- A Whopper of an honor: Local company named top Burger King franchisee (11/15/17)3
- Decisions coming soon on steel mill, smelter in New Madrid (11/17/17)1
- Cape attorney Brandon Cooper to run for judge (11/20/17)2
- State audit: Bollinger County tax levies violate state law; county commission disagrees (11/17/17)3
- Cape native co-directs Thanksgiving-related indie film, 'Drinksgiving' (11/17/17)
- The Tungsten Groove to release first album featuring original songs (11/17/17)
- Southern Illinois farmer's grapevines destroyed by dicamba; four years of work lost (10/29/17)2
- 1 dead, 3 hurt in accident on Highway 72 (11/19/17)
- Son of Westboro Baptist Church patriarch discusses abuse, faith (11/15/17)7
- Crowell leads effort to cut low-income tax credits in Missouri (11/19/17)6
Dallas motorcycle officer escorting Clinton motorcade dies after crashing into barrier
DALLAS -- A police motorcycle officer died after a crash while escorting Hillary Rodham Clinton's motorcade to a campaign rally.
"We are just heartsick at this loss of life in the line of duty," a subdued Clinton told reporters after the Dallas rally.
The New York senator and Democratic presidential candidate canceled her next appearance in Fort Worth, Texas, telling about 2,000 people who had gathered outside the Tarrant County courthouse that it would be inappropriate to campaign in the wake of the officer's death.
Instead, she went to Methodist Medical Center, where she planned to visit with the officer's family.
"It is important that we respect and appreciate their service," she said. "I certainly am grateful for all they do for me."
Senior Cpl. Victor Lozada Tirado died after apparently crashing into a concrete barrier along a viaduct near downtown Dallas, said Lt. Vernon Hale, a police spokesman. Aerial video showed wreckage scattered for several yards.

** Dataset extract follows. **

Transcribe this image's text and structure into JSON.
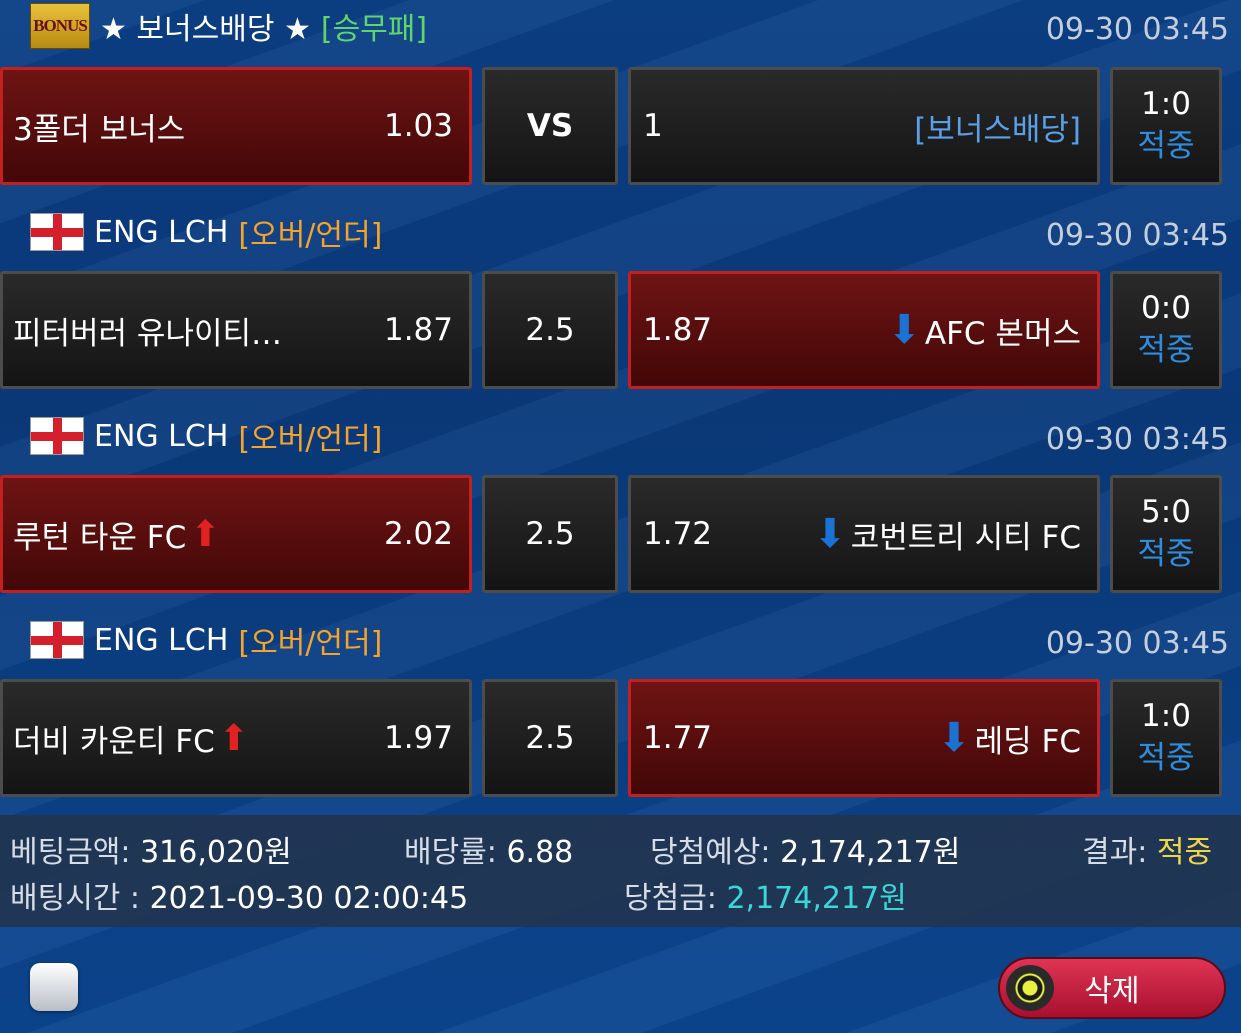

The officer was in the rear of the motorcade, following it as it took a turn not far from Dealey Plaza, where John F. Kennedy was assassinated in 1963.
Asked if police had enough lead time to plan a safe route, Hale said, "It doesn't matter with our guys. They've been doing this so long. Of course, we already had one tragedy in Dallas."
Lozada Tirado joined the Dallas police force in December 1988. He was married with four children, two boys and two girls.
Sen. Barack Obama asked for a moment of silence in memory of Lozada Tirado at a rally in Corpus Christi later in the day. He said the officer had been in his own detail two days ago in Dallas.
"It's a reminder of the outstanding work that law enforcement does for us each and every day," he said.